On 3 October, search operations were called off in the northern and central Philippines because excavation efforts at landslide sites have become too dangerous, according to the disaster relief agency (Benar News, 3 Oct 2018)....As of 6 Oct, over 8,000 displaced people are staying in 11 evacuation centers around 5 barangays in City of Naga, Cebu. (Govt. of Philippines, 6 Oct 2018)

Typhoon Yutu (locally known as Rosita) exited the Philippine Area of Responsibility (PAR) on...31 October. According to [PAGASA], it has weakened into a tropical storm and is moving northward 535 km west of northern Luzon. The typhoon entered the PAR on 27 October and made landfall in Dinapigue, Aurora on 30 October, traversed northern Luzon and exited the western seaboard province of La Union in the afternoon...According to the Department of Social Welfare and Development (DSWD), as of 1 November, 36,660 families (136,647 people) are affected in 1,143 barangays in Region I (Ilocos), Cordillera Administrative Region (CAR), Region II (Cagayan Valley), Region III (Central Luzon), and Region VIII (Eastern Visayas). (OCHA, 1 Nov 2018)

As of 5 November, the National Disaster Risk Reduction and Management Council reports 11 deaths due mostly to landslides and flooding. Over 65,000 families (more than 254,000 people) were affected in over 1,300 barangays in northern Luzon, and over 7,900 homes damaged in Regions I, III, III, VIII, and the Cordillera Administrative Region (CAR). (OCHA, 5 Nov 2018)

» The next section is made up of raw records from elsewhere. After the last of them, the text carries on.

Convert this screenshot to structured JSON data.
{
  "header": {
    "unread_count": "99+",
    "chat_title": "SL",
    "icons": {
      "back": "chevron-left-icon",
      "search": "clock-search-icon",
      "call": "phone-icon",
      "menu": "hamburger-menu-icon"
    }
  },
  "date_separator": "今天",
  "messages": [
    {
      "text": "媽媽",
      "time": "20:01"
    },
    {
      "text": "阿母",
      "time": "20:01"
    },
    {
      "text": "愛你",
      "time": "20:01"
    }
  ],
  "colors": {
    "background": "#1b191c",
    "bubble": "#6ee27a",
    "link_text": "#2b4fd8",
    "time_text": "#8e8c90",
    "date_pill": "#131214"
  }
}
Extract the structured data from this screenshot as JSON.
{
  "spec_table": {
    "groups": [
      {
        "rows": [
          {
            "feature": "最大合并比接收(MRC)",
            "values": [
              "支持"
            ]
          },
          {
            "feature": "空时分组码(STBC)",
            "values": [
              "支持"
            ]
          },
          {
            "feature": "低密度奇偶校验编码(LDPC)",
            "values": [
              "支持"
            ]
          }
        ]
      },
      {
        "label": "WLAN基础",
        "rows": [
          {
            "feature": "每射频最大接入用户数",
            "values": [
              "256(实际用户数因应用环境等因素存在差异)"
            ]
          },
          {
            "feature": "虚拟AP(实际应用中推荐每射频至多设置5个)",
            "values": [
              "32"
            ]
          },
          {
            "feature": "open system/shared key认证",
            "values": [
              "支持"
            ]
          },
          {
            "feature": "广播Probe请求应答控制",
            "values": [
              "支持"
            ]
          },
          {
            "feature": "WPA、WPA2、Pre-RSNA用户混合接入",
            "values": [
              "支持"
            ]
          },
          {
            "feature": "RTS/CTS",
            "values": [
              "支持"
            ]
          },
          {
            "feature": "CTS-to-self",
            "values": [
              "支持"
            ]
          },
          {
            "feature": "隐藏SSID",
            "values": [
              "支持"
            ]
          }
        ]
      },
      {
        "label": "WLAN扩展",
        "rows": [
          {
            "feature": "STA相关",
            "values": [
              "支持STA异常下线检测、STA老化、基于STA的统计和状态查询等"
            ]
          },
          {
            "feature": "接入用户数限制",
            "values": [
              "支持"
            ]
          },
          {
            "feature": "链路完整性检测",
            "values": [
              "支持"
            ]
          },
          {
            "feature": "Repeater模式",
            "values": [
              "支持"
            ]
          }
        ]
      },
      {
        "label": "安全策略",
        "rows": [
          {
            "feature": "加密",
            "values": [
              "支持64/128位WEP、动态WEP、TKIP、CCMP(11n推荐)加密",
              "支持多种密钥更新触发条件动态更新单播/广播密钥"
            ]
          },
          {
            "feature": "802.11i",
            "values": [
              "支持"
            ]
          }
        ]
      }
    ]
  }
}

As of 9 November, there were 11 confirmed dead and over 2,500 houses destroyed by Typhoon Yutu . Although this storm was not as strong as was initially feared, it affected many of the same communities which were affected by Typhoon Mangkhut in September. There were nearly 1,100 Baranguays affected by both storms which caused repeated displacement across six different provinces. (OCHA, 12 Nov 2018)

On 20 November, Tropical cyclone THIRTYTHREE (SAMUEL in the Philippines) made landfall as a tropical depression close to Hernani town (Eastern Samar Province, Eastern Visayas Region). SAMUEL continued west over central-eastern Visayas Islands and Visayan Sea, slightly weakening. Heavy rainfall is affecting the Visayas Islands, northern Mindanao and southern Luzon. (ECHO, 21 Nov 2018)

Tropical Depression Samuel made landfall in Borongan City, Eastern Samar province on Wednesday, November 21, bringing with it moderate to heavy rains. Approximately 34,000 families (124,000 people) were affected by the storm in 294 barangays in Regions V and VIII, with one storm-related death reported in Northern Samar province. Local authorities are leading the relief operations for those affected, with regional and national authorities on standby to support if needed. Tropical Depression Samuel maintained its strength as it moved west across the country, making landfall a total of six times, with maximum winds of 55 km/h and gusts of up to 65 km/h. All storm signals have now been lifted as the tropical depression continued westward and exited the Philippine Area of Responsibility (PAR) on November 22, after which it moved to Viet Nam. (OCHA, 26 Nov 2018)